The wound should be cleansed thoroughly as soon as possible to reduce the chance of an infection. This can be done in the emergency room or urgent care. Patients may be given antibiotics if the wound is dirty or as a preventive measure. Stitches are typically used to close the skin. Clean bandages are applied and the patient is often referred to a surgeon for continued treatment.
When a flexor tendon is completely lacerated, the muscle belly in the forearm pulls the two ends apart. In normal conditions, the tendons in the arm are under tension, like a stretched rubber band. If the tendon is cut, the ends pull apart. This gap prevents the tendon ends from joining back together and healing on their own. Surgery is the only way to reconnect the flexor tendon ends.
What is involved with surgery?
The surgery is often performed on an outpatient basis typically with regional anesthesia (nerve block). During surgery, the tendon ends are brought back together and repaired using multiple sutures. This is called a “primary repair.” The skin incision is extended along the finger and/or palm in order to retrieve the retracted tendon ends. Injured nerves and/or arteries are also addressed at the time of surgery and repaired if needed.
If there has been a delay of more than a couple of weeks, it may not be possible to bring the ends of the retracted tendons back together, as the tendon can be shortened or stuck in scar tissue. In this case a tendon graft can be used to substitute. A commonly used tendon graft donor is the palmaris longus (PL) tendon since there is no loss of function after its removal from the forearm.
In some cases there is too much scar tissue or inflammation within the flexor tendon sheath noted during surgery. If a graft is placed in this environment, the scar tissue will stick to the tendon (adhesions) and prevent finger range of motion. A temporary silicone spacer (Hunter rod) can be used to prepare the sheath for a tendon graft, to decrease scar tissue formation. A second surgery is required to place the tendon graft and remove the silicone spacer. This is called “flexor tendon reconstruction.” The results from reconstruction are not as good as those with primary repair.
Is hand therapy required?
Hand therapy guided by a therapist trained in hand care is helpful in the recovery from a repaired flexor tendon laceration.
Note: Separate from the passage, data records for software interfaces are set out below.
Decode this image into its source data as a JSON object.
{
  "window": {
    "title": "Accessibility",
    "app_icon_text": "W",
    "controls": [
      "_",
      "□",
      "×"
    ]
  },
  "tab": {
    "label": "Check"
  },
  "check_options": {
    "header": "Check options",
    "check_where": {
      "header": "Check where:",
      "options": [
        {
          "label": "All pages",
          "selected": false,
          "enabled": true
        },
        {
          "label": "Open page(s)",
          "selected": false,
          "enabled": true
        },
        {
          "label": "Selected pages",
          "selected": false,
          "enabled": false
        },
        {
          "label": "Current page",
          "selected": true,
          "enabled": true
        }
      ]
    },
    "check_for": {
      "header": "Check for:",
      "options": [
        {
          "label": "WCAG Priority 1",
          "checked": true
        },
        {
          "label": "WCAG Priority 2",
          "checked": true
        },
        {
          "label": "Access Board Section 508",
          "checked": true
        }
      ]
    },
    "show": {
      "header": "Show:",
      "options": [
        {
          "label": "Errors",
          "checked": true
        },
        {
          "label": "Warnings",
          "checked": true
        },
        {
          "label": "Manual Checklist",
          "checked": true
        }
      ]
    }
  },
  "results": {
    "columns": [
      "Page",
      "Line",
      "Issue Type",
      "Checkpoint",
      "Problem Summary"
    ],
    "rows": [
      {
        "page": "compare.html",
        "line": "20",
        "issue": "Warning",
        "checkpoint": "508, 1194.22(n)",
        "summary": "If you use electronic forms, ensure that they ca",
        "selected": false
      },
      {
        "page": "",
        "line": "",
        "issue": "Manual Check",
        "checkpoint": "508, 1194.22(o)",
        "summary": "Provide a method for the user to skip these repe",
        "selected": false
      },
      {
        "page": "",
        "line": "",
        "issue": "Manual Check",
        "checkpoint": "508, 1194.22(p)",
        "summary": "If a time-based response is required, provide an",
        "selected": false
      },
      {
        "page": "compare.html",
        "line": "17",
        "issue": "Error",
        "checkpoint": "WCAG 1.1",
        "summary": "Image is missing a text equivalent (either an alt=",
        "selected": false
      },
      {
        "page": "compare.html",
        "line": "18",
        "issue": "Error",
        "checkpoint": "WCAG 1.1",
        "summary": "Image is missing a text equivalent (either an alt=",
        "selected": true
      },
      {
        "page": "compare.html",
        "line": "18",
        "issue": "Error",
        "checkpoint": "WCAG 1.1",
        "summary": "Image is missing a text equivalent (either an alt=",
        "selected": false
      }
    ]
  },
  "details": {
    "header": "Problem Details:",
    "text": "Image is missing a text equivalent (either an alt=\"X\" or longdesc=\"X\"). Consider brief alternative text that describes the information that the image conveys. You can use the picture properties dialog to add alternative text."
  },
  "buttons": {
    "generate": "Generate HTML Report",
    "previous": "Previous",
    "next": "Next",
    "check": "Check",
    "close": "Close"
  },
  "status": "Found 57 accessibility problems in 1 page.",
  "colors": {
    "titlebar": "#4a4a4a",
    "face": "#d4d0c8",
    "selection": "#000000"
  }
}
The therapist will guide the patient through the rehab program and help increase range of motion and reduce swelling, scar tissue, and pain. While the tendons are healing it is possible to break the repair. On the other hand, if a patient does not work on range of motion during recovery, the hand and fingers will be stiff. Therefore, patients need guidance by therapists to perform proper rehabilitation.
What can I expect after tendon repair surgery?
After the surgery, your wrist and fingers will be immobilized in a special plaster splint to protect the repair. The splint will be removed in our clinic after a few days and a removable splint will be made for you. It is important to protect the repair as it heals and avoid attempting to make a tight fist or extending the fingers and wrist. This can put too much stress on the repair. At first, the hand therapist will focus on reducing pain, swelling, and increasing range of motion. Later, as the tendon repair heals, strengthening will be emphasized. I will monitor your progress during rehabilitation and modify the plan as needed.
Most patients take at least 3 months to heal, but maximum improvement can take several more months. Recovery time varies among patients, depending on the severity of the injury, possible complications, and pain tolerance of the patient. Sometimes people do not regain full range of motion or strength after the injury. My goal is to help each patient obtain the most function possible.
What are the complications from tendon surgery?
Possible complications from tendon repair surgery include pain, bleeding, infection, swelling, stiffness, rupture of the repair, and damage to the surrounding nerves and blood vessels. If scar tissue and stiffness become a problem, an additional surgery called a “tenolysis” can be helpful to gain more motion. This procedure is designed to remove scar tissue around the flexor tendons.
The image is copyright American Society for Surgery of the Hand